Data records
--- START ---

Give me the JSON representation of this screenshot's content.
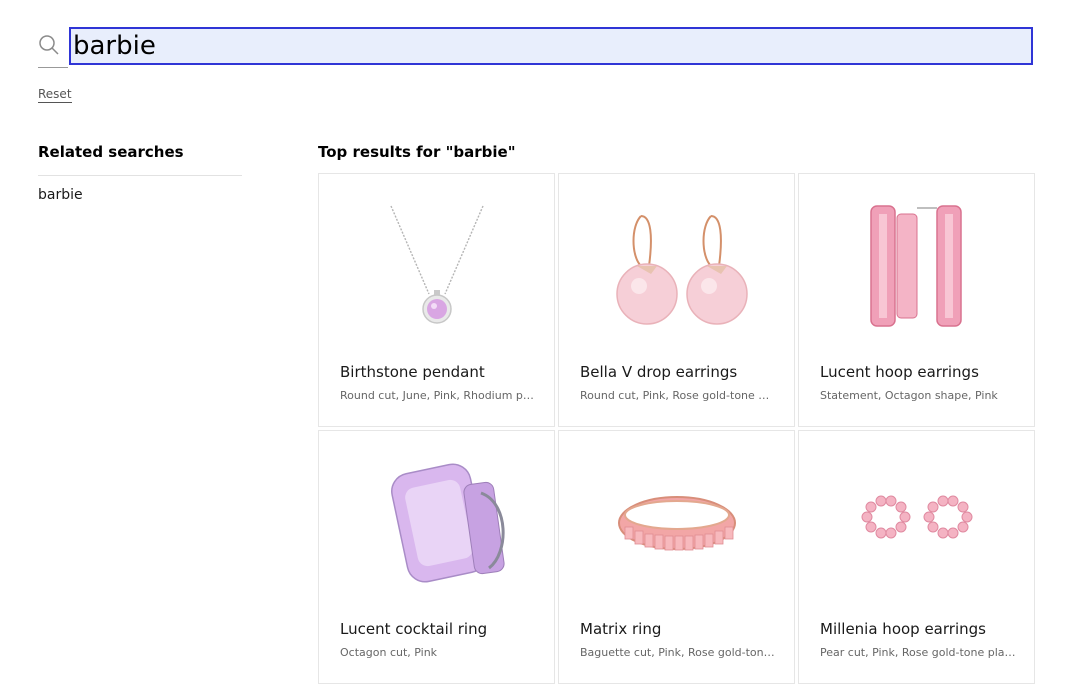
{
  "search": {
    "value": "barbie",
    "search_icon": "search-icon",
    "reset_label": "Reset"
  },
  "sidebar": {
    "title": "Related searches",
    "items": [
      {
        "label": "barbie"
      }
    ]
  },
  "results": {
    "title": "Top results for \"barbie\"",
    "products": [
      {
        "name": "Birthstone pendant",
        "description": "Round cut, June, Pink, Rhodium plated",
        "image": "pendant-necklace-image"
      },
      {
        "name": "Bella V drop earrings",
        "description": "Round cut, Pink, Rose gold-tone plated",
        "image": "drop-earrings-image"
      },
      {
        "name": "Lucent hoop earrings",
        "description": "Statement, Octagon shape, Pink",
        "image": "hoop-earrings-image"
      },
      {
        "name": "Lucent cocktail ring",
        "description": "Octagon cut, Pink",
        "image": "cocktail-ring-image"
      },
      {
        "name": "Matrix ring",
        "description": "Baguette cut, Pink, Rose gold-tone plated",
        "image": "eternity-ring-image"
      },
      {
        "name": "Millenia hoop earrings",
        "description": "Pear cut, Pink, Rose gold-tone plated",
        "image": "pear-hoop-earrings-image"
      }
    ]
  },
  "colors": {
    "focus_border": "#2f35d6",
    "input_bg": "#e8eefc",
    "accent_pink": "#f2a7c0"
  }
}
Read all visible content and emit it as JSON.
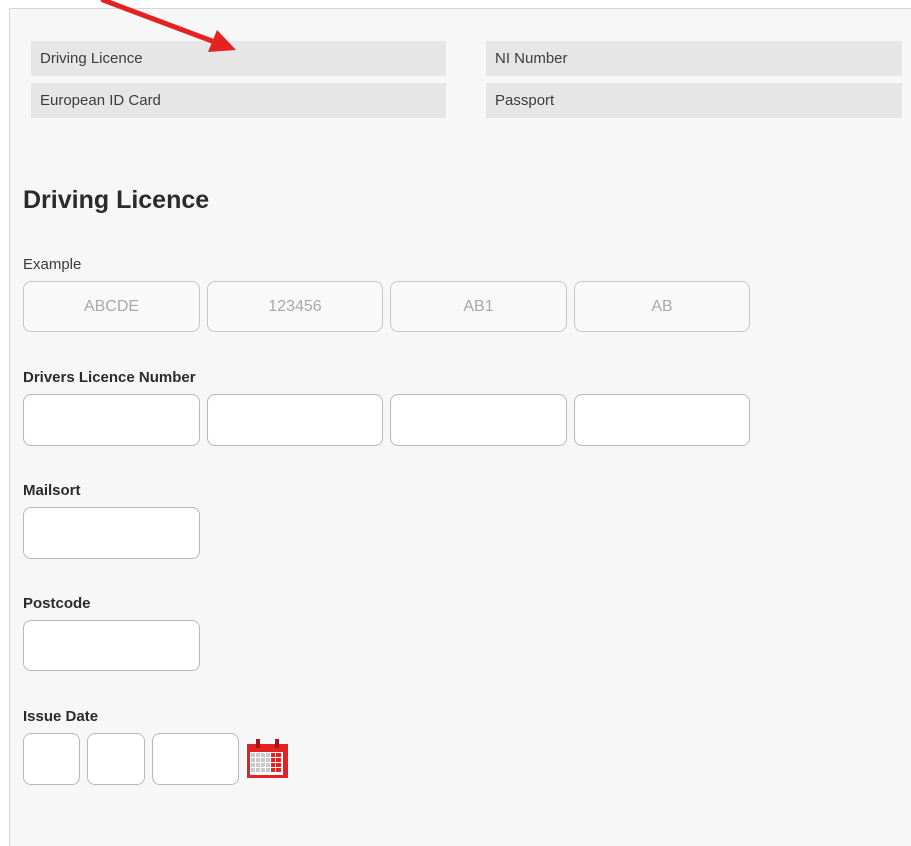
{
  "document_types": [
    {
      "label": "Driving Licence"
    },
    {
      "label": "NI Number"
    },
    {
      "label": "European ID Card"
    },
    {
      "label": "Passport"
    }
  ],
  "section_title": "Driving Licence",
  "example": {
    "label": "Example",
    "values": [
      "ABCDE",
      "123456",
      "AB1",
      "AB"
    ]
  },
  "drivers_licence_number": {
    "label": "Drivers Licence Number",
    "values": [
      "",
      "",
      "",
      ""
    ]
  },
  "mailsort": {
    "label": "Mailsort",
    "value": ""
  },
  "postcode": {
    "label": "Postcode",
    "value": ""
  },
  "issue_date": {
    "label": "Issue Date",
    "day": "",
    "month": "",
    "year": ""
  },
  "icons": {
    "calendar": "calendar-icon",
    "annotation": "red-arrow-annotation"
  },
  "colors": {
    "accent_red": "#e52121",
    "option_bg": "#e6e6e6",
    "panel_bg": "#f7f7f7"
  }
}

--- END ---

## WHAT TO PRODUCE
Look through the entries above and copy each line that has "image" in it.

## RESPONSE
        "image": "pendant-necklace-image"
        "image": "drop-earrings-image"
        "image": "hoop-earrings-image"
        "image": "cocktail-ring-image"
        "image": "eternity-ring-image"
        "image": "pear-hoop-earrings-image"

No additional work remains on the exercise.